YOUR TASK:
Could you restate the entries below word for word and leave out the pictures?
____ TASK INPUTS
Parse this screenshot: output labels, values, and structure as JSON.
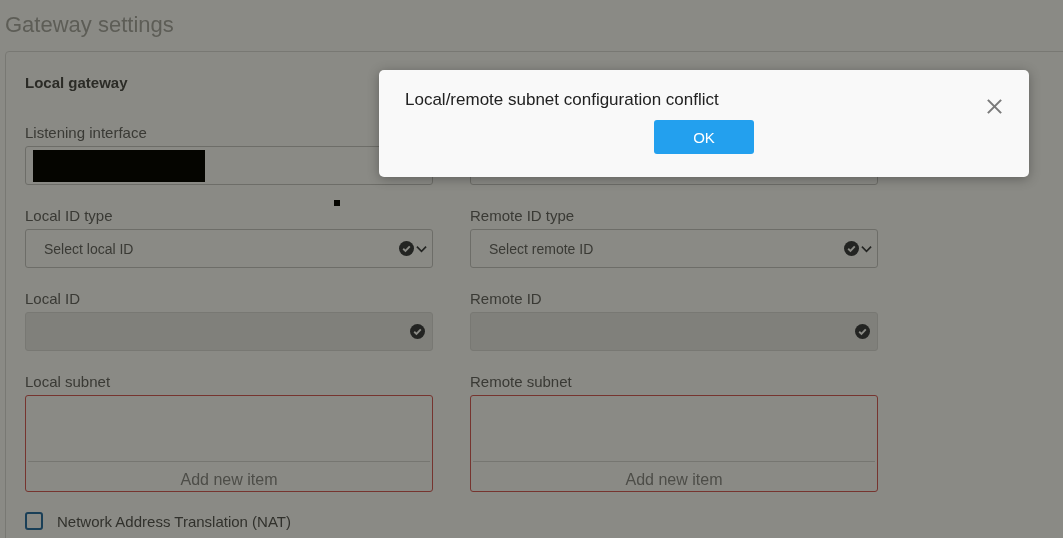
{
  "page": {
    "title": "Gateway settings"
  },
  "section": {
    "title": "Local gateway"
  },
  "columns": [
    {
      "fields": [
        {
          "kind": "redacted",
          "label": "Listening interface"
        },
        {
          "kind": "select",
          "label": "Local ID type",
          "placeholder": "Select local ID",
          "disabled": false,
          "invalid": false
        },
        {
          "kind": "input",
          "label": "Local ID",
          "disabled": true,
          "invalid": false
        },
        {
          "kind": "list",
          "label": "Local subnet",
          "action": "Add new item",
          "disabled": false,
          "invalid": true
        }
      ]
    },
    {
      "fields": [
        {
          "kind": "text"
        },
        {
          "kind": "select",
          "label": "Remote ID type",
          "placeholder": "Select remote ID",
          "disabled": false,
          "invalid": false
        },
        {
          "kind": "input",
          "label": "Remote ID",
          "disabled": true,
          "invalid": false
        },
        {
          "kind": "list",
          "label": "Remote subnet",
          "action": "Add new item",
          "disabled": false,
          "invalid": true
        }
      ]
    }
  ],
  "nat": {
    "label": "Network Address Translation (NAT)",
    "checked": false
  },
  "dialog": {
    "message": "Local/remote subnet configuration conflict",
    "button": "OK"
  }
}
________
ANSWER BOX:
Parse this screenshot: output labels, values, and structure as JSON.
{
  "page": {
    "title": "Gateway settings"
  },
  "section": {
    "title": "Local gateway"
  },
  "columns": [
    {
      "fields": [
        {
          "kind": "redacted",
          "label": "Listening interface"
        },
        {
          "kind": "select",
          "label": "Local ID type",
          "placeholder": "Select local ID",
          "disabled": false,
          "invalid": false
        },
        {
          "kind": "input",
          "label": "Local ID",
          "disabled": true,
          "invalid": false
        },
        {
          "kind": "list",
          "label": "Local subnet",
          "action": "Add new item",
          "disabled": false,
          "invalid": true
        }
      ]
    },
    {
      "fields": [
        {
          "kind": "text"
        },
        {
          "kind": "select",
          "label": "Remote ID type",
          "placeholder": "Select remote ID",
          "disabled": false,
          "invalid": false
        },
        {
          "kind": "input",
          "label": "Remote ID",
          "disabled": true,
          "invalid": false
        },
        {
          "kind": "list",
          "label": "Remote subnet",
          "action": "Add new item",
          "disabled": false,
          "invalid": true
        }
      ]
    }
  ],
  "nat": {
    "label": "Network Address Translation (NAT)",
    "checked": false
  },
  "dialog": {
    "message": "Local/remote subnet configuration conflict",
    "button": "OK"
  }
}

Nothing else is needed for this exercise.